What is expected
Could you filter the data below down to the lines that hold the word "mobiles"?

Input data
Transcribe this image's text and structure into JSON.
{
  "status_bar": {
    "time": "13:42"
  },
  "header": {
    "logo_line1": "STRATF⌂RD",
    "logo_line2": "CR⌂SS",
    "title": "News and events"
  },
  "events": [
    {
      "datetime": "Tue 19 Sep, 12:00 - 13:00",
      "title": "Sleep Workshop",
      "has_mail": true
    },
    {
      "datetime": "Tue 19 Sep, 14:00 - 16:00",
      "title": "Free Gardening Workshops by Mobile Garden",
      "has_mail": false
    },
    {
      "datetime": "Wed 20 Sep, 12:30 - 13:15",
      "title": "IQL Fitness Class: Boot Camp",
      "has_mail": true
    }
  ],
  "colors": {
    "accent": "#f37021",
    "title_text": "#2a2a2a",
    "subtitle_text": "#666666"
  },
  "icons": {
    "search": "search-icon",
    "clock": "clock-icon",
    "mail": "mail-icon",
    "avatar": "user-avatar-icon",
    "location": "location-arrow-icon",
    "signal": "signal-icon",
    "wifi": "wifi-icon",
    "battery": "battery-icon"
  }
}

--

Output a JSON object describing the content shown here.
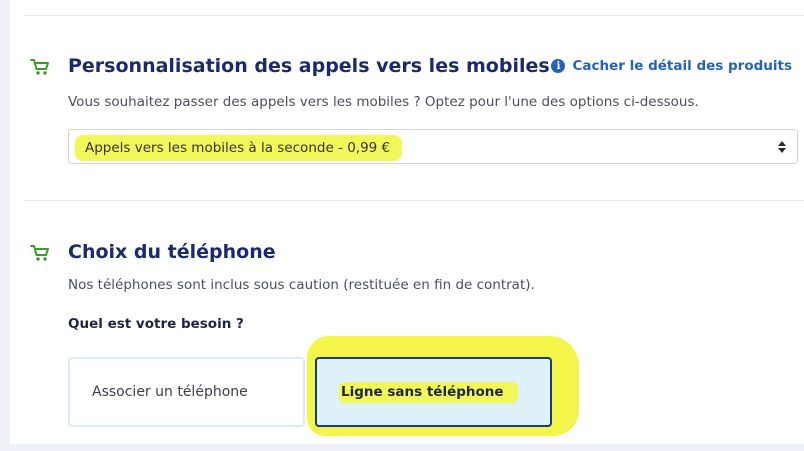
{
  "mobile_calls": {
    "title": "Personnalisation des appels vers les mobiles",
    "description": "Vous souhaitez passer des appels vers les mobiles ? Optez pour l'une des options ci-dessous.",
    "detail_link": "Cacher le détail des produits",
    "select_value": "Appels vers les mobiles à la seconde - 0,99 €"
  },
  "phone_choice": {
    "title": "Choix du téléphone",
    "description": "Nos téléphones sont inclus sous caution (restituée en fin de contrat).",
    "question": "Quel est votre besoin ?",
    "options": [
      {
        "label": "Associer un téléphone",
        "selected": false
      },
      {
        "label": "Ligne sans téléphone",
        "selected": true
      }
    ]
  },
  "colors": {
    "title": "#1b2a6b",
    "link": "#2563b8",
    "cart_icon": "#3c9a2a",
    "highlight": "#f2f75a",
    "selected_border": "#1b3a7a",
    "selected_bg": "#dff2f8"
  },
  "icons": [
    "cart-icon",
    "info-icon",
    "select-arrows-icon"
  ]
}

Solved problem
    "title": "Personnalisation des appels vers les mobiles",
    "description": "Vous souhaitez passer des appels vers les mobiles ? Optez pour l'une des options ci-dessous.",
    "select_value": "Appels vers les mobiles à la seconde - 0,99 €"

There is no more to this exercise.